[[ Records, beginning ]]

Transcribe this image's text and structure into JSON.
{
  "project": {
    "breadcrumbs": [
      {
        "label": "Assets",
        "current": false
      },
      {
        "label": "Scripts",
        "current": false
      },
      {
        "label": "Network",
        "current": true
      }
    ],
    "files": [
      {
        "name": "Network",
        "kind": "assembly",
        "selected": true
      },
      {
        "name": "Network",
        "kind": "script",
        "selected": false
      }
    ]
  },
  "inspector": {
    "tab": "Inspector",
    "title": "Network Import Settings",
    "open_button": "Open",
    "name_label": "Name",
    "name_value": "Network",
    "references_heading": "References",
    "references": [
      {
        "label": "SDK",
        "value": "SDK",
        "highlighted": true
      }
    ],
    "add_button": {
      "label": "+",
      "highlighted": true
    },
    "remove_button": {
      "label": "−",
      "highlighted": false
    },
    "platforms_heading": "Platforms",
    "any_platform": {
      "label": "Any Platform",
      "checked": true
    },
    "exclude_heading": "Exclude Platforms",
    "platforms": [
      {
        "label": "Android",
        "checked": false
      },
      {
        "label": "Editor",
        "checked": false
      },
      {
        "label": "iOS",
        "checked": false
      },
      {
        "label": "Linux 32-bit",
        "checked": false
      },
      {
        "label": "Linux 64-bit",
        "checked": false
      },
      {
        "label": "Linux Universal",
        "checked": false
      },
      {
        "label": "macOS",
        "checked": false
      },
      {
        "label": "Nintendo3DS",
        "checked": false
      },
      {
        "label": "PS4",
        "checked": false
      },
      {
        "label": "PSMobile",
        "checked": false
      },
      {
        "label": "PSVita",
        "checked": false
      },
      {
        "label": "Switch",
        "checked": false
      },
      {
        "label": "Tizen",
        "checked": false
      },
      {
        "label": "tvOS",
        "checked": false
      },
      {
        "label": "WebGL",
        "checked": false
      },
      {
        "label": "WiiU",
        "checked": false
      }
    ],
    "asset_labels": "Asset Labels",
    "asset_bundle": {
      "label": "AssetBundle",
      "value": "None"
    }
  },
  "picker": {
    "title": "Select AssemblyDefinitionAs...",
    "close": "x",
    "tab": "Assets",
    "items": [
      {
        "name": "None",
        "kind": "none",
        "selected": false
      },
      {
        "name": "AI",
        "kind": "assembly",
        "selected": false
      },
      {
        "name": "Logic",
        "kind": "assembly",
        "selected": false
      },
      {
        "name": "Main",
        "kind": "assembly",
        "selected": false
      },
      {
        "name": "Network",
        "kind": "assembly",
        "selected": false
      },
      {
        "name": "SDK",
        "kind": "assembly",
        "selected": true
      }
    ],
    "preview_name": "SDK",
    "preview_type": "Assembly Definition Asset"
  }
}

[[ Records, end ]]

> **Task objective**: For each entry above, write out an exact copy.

> **Response below**:
Transcribe this image's text and structure into JSON.
{
  "project": {
    "breadcrumbs": [
      {
        "label": "Assets",
        "current": false
      },
      {
        "label": "Scripts",
        "current": false
      },
      {
        "label": "Network",
        "current": true
      }
    ],
    "files": [
      {
        "name": "Network",
        "kind": "assembly",
        "selected": true
      },
      {
        "name": "Network",
        "kind": "script",
        "selected": false
      }
    ]
  },
  "inspector": {
    "tab": "Inspector",
    "title": "Network Import Settings",
    "open_button": "Open",
    "name_label": "Name",
    "name_value": "Network",
    "references_heading": "References",
    "references": [
      {
        "label": "SDK",
        "value": "SDK",
        "highlighted": true
      }
    ],
    "add_button": {
      "label": "+",
      "highlighted": true
    },
    "remove_button": {
      "label": "−",
      "highlighted": false
    },
    "platforms_heading": "Platforms",
    "any_platform": {
      "label": "Any Platform",
      "checked": true
    },
    "exclude_heading": "Exclude Platforms",
    "platforms": [
      {
        "label": "Android",
        "checked": false
      },
      {
        "label": "Editor",
        "checked": false
      },
      {
        "label": "iOS",
        "checked": false
      },
      {
        "label": "Linux 32-bit",
        "checked": false
      },
      {
        "label": "Linux 64-bit",
        "checked": false
      },
      {
        "label": "Linux Universal",
        "checked": false
      },
      {
        "label": "macOS",
        "checked": false
      },
      {
        "label": "Nintendo3DS",
        "checked": false
      },
      {
        "label": "PS4",
        "checked": false
      },
      {
        "label": "PSMobile",
        "checked": false
      },
      {
        "label": "PSVita",
        "checked": false
      },
      {
        "label": "Switch",
        "checked": false
      },
      {
        "label": "Tizen",
        "checked": false
      },
      {
        "label": "tvOS",
        "checked": false
      },
      {
        "label": "WebGL",
        "checked": false
      },
      {
        "label": "WiiU",
        "checked": false
      }
    ],
    "asset_labels": "Asset Labels",
    "asset_bundle": {
      "label": "AssetBundle",
      "value": "None"
    }
  },
  "picker": {
    "title": "Select AssemblyDefinitionAs...",
    "close": "x",
    "tab": "Assets",
    "items": [
      {
        "name": "None",
        "kind": "none",
        "selected": false
      },
      {
        "name": "AI",
        "kind": "assembly",
        "selected": false
      },
      {
        "name": "Logic",
        "kind": "assembly",
        "selected": false
      },
      {
        "name": "Main",
        "kind": "assembly",
        "selected": false
      },
      {
        "name": "Network",
        "kind": "assembly",
        "selected": false
      },
      {
        "name": "SDK",
        "kind": "assembly",
        "selected": true
      }
    ],
    "preview_name": "SDK",
    "preview_type": "Assembly Definition Asset"
  }
}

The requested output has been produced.